A demonstration mission of Northrop Grumman’s first-ever Mission Extension Vehicle (MEV-1) has proven successful, extending the life of an Intelsat satellite by five years. The mission involved Northrop’s MEV docking with Intelsat’s IS-901 satellite in orbit on February 25, after which it altered the orbit of the Intelsat spacecraft to bury it more operating time.
While the original docking occurred in late February, the MEV has spent the intervening time altering the orbit of IS-901, and Intelsat has since also transitioned some of its customers to the previously inactive satellite for use of its communication services. It’s now providing “full service,” the companies announced, and will continue to do so for another five years, before the MEV returns it to its decommissioned orbit for final retirement. At that time, MEV-1 will become available again for other space tug missions, able to perform the same service for another satellite.
This is a big step in terms of orbital sustainability and in-space servicing and life extension, particular for Northrop Grumman, which can now offer this as a service. For Intelsat, the company sees it as a “cost-effective and efficient way” to continue to offer uninterrupted service and address customer needs without requiring building and launching an entirely new satellite, the release notes.
There’s been a shift in the industry away from large, geosynchronous satellites to fleets of small, agile low-Earth orbit smallsats, owing to cost considerations.

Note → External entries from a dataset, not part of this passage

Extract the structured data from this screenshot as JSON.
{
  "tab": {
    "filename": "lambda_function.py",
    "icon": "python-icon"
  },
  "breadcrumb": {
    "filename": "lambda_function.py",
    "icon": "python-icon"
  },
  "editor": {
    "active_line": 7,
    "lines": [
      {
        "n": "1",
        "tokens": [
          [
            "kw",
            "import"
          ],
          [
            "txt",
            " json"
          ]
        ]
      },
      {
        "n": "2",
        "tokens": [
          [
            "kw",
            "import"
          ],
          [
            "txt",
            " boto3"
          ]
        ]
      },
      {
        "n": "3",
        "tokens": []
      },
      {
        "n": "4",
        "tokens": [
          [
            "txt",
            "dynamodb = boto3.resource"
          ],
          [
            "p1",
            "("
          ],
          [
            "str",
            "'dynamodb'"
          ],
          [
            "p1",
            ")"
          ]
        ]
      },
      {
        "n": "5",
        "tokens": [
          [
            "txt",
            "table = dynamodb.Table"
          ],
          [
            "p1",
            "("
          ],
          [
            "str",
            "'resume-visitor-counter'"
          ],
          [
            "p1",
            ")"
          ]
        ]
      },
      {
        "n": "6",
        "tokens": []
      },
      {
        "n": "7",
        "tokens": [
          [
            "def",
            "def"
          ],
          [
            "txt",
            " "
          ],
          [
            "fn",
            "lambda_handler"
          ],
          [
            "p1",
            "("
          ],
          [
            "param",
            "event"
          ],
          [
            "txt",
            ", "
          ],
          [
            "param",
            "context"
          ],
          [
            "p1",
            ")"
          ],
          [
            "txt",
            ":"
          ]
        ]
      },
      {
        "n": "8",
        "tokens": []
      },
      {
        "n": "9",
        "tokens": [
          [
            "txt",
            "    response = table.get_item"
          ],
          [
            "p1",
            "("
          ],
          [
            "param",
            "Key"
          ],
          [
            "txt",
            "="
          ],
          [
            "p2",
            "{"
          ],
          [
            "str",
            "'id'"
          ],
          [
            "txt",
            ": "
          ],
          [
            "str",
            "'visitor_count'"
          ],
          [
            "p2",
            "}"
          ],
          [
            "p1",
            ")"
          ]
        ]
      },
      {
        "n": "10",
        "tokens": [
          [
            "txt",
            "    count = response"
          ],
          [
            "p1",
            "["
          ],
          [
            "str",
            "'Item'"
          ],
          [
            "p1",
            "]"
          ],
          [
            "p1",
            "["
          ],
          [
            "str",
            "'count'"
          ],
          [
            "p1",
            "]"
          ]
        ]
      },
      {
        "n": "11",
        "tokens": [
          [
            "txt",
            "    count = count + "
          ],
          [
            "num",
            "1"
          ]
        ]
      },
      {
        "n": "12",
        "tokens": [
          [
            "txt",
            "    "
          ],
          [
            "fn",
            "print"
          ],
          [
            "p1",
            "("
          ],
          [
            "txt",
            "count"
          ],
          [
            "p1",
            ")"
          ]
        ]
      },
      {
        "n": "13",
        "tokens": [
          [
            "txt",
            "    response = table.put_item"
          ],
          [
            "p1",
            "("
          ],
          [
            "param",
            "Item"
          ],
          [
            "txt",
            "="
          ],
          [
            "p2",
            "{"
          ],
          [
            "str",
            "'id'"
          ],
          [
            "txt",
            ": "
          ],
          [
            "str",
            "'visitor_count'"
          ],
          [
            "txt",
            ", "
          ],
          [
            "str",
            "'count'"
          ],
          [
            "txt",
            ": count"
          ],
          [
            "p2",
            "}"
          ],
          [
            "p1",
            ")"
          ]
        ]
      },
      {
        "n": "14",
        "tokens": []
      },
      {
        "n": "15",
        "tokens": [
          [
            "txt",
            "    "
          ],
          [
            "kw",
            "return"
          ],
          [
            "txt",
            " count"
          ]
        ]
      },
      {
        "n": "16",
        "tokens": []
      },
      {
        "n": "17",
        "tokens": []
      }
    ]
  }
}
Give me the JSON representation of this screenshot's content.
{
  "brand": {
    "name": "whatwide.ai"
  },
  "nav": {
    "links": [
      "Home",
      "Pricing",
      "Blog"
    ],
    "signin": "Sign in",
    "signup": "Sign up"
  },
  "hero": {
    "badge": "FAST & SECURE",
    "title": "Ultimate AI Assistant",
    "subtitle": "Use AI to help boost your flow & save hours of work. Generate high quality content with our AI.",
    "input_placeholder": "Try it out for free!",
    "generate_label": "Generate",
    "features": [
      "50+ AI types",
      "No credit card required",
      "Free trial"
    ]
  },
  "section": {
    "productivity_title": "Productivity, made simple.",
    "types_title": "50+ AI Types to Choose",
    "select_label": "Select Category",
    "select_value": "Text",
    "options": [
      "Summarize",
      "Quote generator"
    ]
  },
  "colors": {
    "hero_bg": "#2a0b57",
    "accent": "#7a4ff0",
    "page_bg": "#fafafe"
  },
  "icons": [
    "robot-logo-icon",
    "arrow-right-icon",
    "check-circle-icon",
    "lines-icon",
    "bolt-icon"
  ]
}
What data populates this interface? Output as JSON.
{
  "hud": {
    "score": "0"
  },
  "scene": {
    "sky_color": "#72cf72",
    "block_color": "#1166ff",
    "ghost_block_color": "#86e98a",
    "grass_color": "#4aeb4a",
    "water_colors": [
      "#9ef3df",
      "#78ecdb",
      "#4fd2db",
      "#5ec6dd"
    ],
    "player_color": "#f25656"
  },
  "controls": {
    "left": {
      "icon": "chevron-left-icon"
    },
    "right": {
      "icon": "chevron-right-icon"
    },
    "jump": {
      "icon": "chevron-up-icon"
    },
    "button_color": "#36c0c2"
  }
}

Orbital servicing could help provide another option, but for now it’s likely to appeal more to legacy space industry satellite operators than to the newer constellation startups.
Northrop is planning a second MEV spacecraft to launch to service another Intelsat satellite later this year, however, so it does look like it could be a market in the near-term, and it could change the economics of larger spacecraft in future, too.